The exhibit, “Protect the Vote!” at the historic Benjamin Harrison home in Indianapolis explores the development of the attitudes and innovations that shaped how Americans voted in the past and how those votes were counted. Ballot boxes, sample ballots, voting booths and all the apparatus – like a canvas bag used to collect and identify whether the ballots were valid or spoiled – show visitors how the technology of the day was implemented into the election process.
Explaining the history behind the many artifacts on display, Charles Hyde, president and CEO of the Benjamin Harrison Presidential Site, said the exhibit tells the fascinating story of how Americans have worked to have a representative form of government.
“Leveraging technological innovation to help ensure fair and free elections has been fundamental to our system of self-government over the past two centuries,” Hyde said. “It goes hand-in-hand with expanding voting rights and inspiring public confidence in the mechanism by which they choose their public officials.”
A counterclockwise walk around the exhibit ends with an interactive display of two types of voting booths used in the 2000 presidential election. Alongside Indiana’s 500-pound metal hulk that required voters to actually step inside and yank a big red lever to close the curtain is the comparatively flimsy, desk-like booth that was used in Florida.
Visitors can try the system used in some Florida counties of inserting a ballot into a plastic sleeve, then using a small plastic and metal pin to punch a hole beside their choice. In struggling to align the ballot into the sleeve and push with enough force to poke clean through the heavy paper and not leave a hanging chad, Hoosiers will understand why the votes from the Sunshine State are still questioned.
The Florida booth is part of the Harrison home’s collection. Hyde said when the carrels came on the market, the decision was made that the presidential site, in keeping with its mission, should purchase one.
When the booth arrived, the Harrison presidential site team opened it and discovered a bunch of tiny paper circles that had fallen inside when the ballots were punched. Those chads were saved and placed in a Ziploc bag that is now attached to the Florida booth.
The massive gray Indiana voting booth is on loan to the exhibit from the Marion County Election Board. Visitors are welcome to push down the small levers next to their selections for state representative, governor and judges. Then, they can pull the red-handled lever and, as Hyde said, hear the satisfying kerchunk of their vote being counted.
On the wall next to the voting booth is a wide strip of canvas holding rows of meticulously marked keys that unlocked Indiana’s contraption. Banks of counters are contained in the rear of the machine so each time the big lever is pulled, the numbers change.

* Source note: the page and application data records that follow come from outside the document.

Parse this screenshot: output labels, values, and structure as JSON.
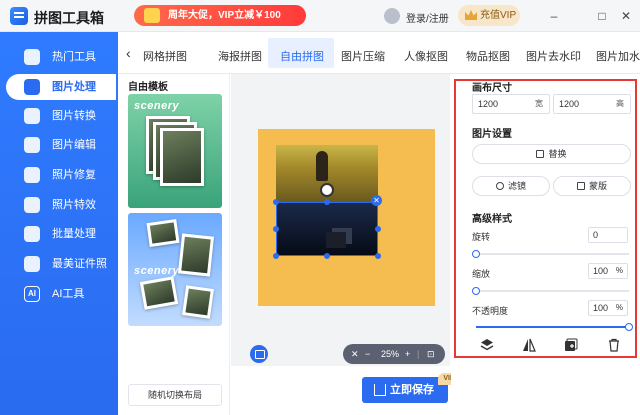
{
  "app": {
    "title": "拼图工具箱"
  },
  "header": {
    "promo": "周年大促，VIP立减￥100",
    "login": "登录/注册",
    "vip": "充值VIP",
    "min_glyph": "–",
    "max_glyph": "□",
    "close_glyph": "✕"
  },
  "sidebar": {
    "items": [
      {
        "label": "热门工具"
      },
      {
        "label": "图片处理"
      },
      {
        "label": "图片转换"
      },
      {
        "label": "图片编辑"
      },
      {
        "label": "照片修复"
      },
      {
        "label": "照片特效"
      },
      {
        "label": "批量处理"
      },
      {
        "label": "最美证件照"
      },
      {
        "label": "AI工具"
      }
    ],
    "ai_icon_text": "AI"
  },
  "tabs": {
    "back": "‹",
    "items": [
      {
        "label": "网格拼图"
      },
      {
        "label": "海报拼图"
      },
      {
        "label": "自由拼图"
      },
      {
        "label": "图片压缩"
      },
      {
        "label": "人像抠图"
      },
      {
        "label": "物品抠图"
      },
      {
        "label": "图片去水印"
      },
      {
        "label": "图片加水"
      }
    ]
  },
  "templates": {
    "title": "自由模板",
    "card_word": "scenery",
    "shuffle": "随机切换布局"
  },
  "canvas": {
    "zoom_minus": "−",
    "zoom": "25%",
    "zoom_plus": "+",
    "close_handle": "✕"
  },
  "save": {
    "label": "立即保存",
    "vip_tag": "VIP"
  },
  "panel": {
    "canvas_size": {
      "title": "画布尺寸",
      "width": "1200",
      "width_unit": "宽",
      "height": "1200",
      "height_unit": "高"
    },
    "image_settings": {
      "title": "图片设置",
      "replace": "替换",
      "filter": "滤镜",
      "mask": "蒙版"
    },
    "advanced": {
      "title": "高级样式",
      "rotate_label": "旋转",
      "rotate_value": "0",
      "rotate_level": 0,
      "scale_label": "缩放",
      "scale_value": "100",
      "scale_level": 0,
      "opacity_label": "不透明度",
      "opacity_value": "100",
      "opacity_level": 1,
      "percent": "%"
    }
  },
  "colors": {
    "accent": "#2a6bf0",
    "poster_bg": "#f5bd4f",
    "highlight": "#e53935"
  }
}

The exhibit also includes a wealth of photographs, cartoons and the extraneous paraphernalia that has long been used by political campaigns to sway voters. Rounding out the experience are recordings of jaunty tunes: “Fair and Free Elections,” from roughly 1800, and “The Same Merry-Go-Round,” which probably dates from 1948.
“Protect the Vote!” is part of the New Century Curator Initiative, a partnership between the presidential site and the IUPUI Museum Studies program. Jennifer Capps, vice president of curatorship and exhibitions at the Benjamin Harrison home, and Brianna Jackson, the 2019 curatorial fellow, researched, created and organized the exhibit.
The enormous effort to set up the polling sites, get the voters through in an efficient manner, and collect then tabulate the ballots should be a source of pride, Hyde said.
“The election process is in many ways a reflection of our community. If we’re unhappy with the elected officials, it’s incumbent on us as citizens to make changes. If we don’t make our voices heard, nobody else can do it for us.”•